Oxford is a strange and old surname from England. It is listed as Oxford, and the original form is Oxenford, it is a locational name from the city of Oxford, the province town of Oxfordshire. The regional name derives from the old English pre 7th Century word “oxa”, which means ox or bull, and “ forda” which means the flat river and is a crossing applicable for traffic, and hence it means bulls pass over. The region name was first listed as “Oxnaford” in the popular registers of Anglo-Saxon in the year 912 A.D and after sometime it was listed as “Oxeneford” in the Domesday Book of 1086. The only way for expanding regional surnames is when a former citizen of a place migrates from one place to another for a search of a job, and they are identified by their place of birth. Under this condition the surname development since 1086 contained Walter de Oxenforde in the city of London in 1319, Johannes de Oxenford of Yorkshire in the Poll Tax rolls of 1379 and Ann Oxford, who named at St Brides Parish, Fleet Street, in the city of London in 1593. At the same time, Job Oxford married Margrett Godworth in July 1660 at St. Dunstan’s in the East, Stepney.
More common variations of this surname are: Oxxford, Oxewford, Axford, Exford, Uxford, Oxfort, Oxfrod, Oxfird, Oxferd, Axford.
The name Oxford first organized in Oxfordshire where they held a family seat as Lords of the Manor. After the Battle of Hastings in 1066, William, Duke of Normandy, having beaten King Harold, gave most of the land in Britain to his several successful Barons. It was not an uncommon to find one 60 or more Lordships spread all over the country. These he gave to his sons, nephews and other offspring of his family and they appeared as under-tenants. Later several unmanageable conflicts between his lords, Duke William, instructed a census of all England in 1086, settling once and for all., who guarded which estate. He named the poll in the Domesday Book, expressing that those partners listed would control the land until the end of time. So, the surname is listed from the tenants of the lands of Oxford, Ulric de Oxenford, a Norman royal who was listed in the Domesday Book census of 1086.
The very first recording spelling of the family was shown to be that of Ulric de Oxenford, which was dated 1086, in the Domesday Book for the division of Kent. It was during the time of King William Ist, 1066 – 1087.
United States of America:

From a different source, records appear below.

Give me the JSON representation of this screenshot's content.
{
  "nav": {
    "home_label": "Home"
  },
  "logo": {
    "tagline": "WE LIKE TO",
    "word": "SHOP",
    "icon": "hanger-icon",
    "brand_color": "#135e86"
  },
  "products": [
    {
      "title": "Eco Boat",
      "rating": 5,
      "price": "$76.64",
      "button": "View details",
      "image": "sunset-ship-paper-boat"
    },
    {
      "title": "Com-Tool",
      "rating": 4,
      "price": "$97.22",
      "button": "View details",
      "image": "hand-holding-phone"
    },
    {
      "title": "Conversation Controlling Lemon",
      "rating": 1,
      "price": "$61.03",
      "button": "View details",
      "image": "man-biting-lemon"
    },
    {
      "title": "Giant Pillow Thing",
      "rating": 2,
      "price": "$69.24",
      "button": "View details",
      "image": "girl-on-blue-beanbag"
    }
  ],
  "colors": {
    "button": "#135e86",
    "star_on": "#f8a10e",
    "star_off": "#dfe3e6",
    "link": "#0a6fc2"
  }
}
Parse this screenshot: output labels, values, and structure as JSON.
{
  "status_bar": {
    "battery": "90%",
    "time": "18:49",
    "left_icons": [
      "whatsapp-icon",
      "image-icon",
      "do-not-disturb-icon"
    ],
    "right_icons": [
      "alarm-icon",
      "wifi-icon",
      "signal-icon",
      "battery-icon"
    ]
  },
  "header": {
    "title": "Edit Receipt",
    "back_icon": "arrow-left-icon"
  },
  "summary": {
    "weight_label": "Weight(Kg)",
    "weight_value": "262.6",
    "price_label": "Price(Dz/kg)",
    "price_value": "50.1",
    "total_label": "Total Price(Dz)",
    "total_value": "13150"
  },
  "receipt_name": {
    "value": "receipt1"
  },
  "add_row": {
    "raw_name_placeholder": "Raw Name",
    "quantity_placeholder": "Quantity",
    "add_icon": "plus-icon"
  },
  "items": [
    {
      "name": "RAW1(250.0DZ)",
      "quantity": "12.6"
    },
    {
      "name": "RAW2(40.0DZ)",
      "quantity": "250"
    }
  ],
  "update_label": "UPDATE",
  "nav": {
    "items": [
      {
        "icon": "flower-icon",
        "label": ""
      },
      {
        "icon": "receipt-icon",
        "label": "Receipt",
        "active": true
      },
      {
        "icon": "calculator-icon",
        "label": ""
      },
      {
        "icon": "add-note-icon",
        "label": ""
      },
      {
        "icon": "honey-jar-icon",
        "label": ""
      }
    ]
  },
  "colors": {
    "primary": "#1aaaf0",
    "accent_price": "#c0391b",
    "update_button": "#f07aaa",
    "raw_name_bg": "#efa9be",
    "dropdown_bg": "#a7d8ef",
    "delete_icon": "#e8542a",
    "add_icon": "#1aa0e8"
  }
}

Individuals with the surname Oxford settled in the United States in three different centuries respectively in the 17th, 18th, and 19th. Some of the people with the name Oxford who settled in the United States in the 17th century included Christopher Oxford, who came to Virginia in 1635. Christopher Oxford, who landed in Virginia in the same year in 1635. William Oxford, who arrived in Virginia in 1637. Michael Oxford, who came to Barbados in 1639 and Joseph Oxford, who landed in Virginia in 1650,
Some of the people with the name Oxford who settled in the United States in the 18th century included Rebecca Oxford landed in Virginia in 1724 and Abraham-Oxford, who arrived in New Jersey in 1760.
Some of the people with the name Oxford who settled in the United States in the 19th century included Henry Oxford at the age of 18, arrived in New York in 1862.
Some of the people with the name Oxford who settled in the United States in the 19th century included Samuel Oxford, was an English prisoner from Dorset, who transported aboard the “Andromeda” in November 1832, coming in New South Wales, Australia. William Oxford at the age of 30, a brick manufacturer, arrived in South Australia in 1855 aboard the ship “William Stevenson”.
Here is the population distribution of the last name Oxford: United States 5,766; Venezuela 652; Brazil 382; Ghana 320; Mexico 183; Saudi Arabia 154; France 98; Australia 427; Canada 613; South Africa 329.
Edward Oxford was a British subject who tried to kill Queen Victoria.
Ken Oxford was a British football player.
Kenneth Oxford was a British police officer.
Blazons & Genealogy Notes
1) (co Oxford). Paly of six ar. and az. on a bend gu. three mullets of the first, a border or.
2) Az. three bars or, on a chief ar. a lion pass. guard.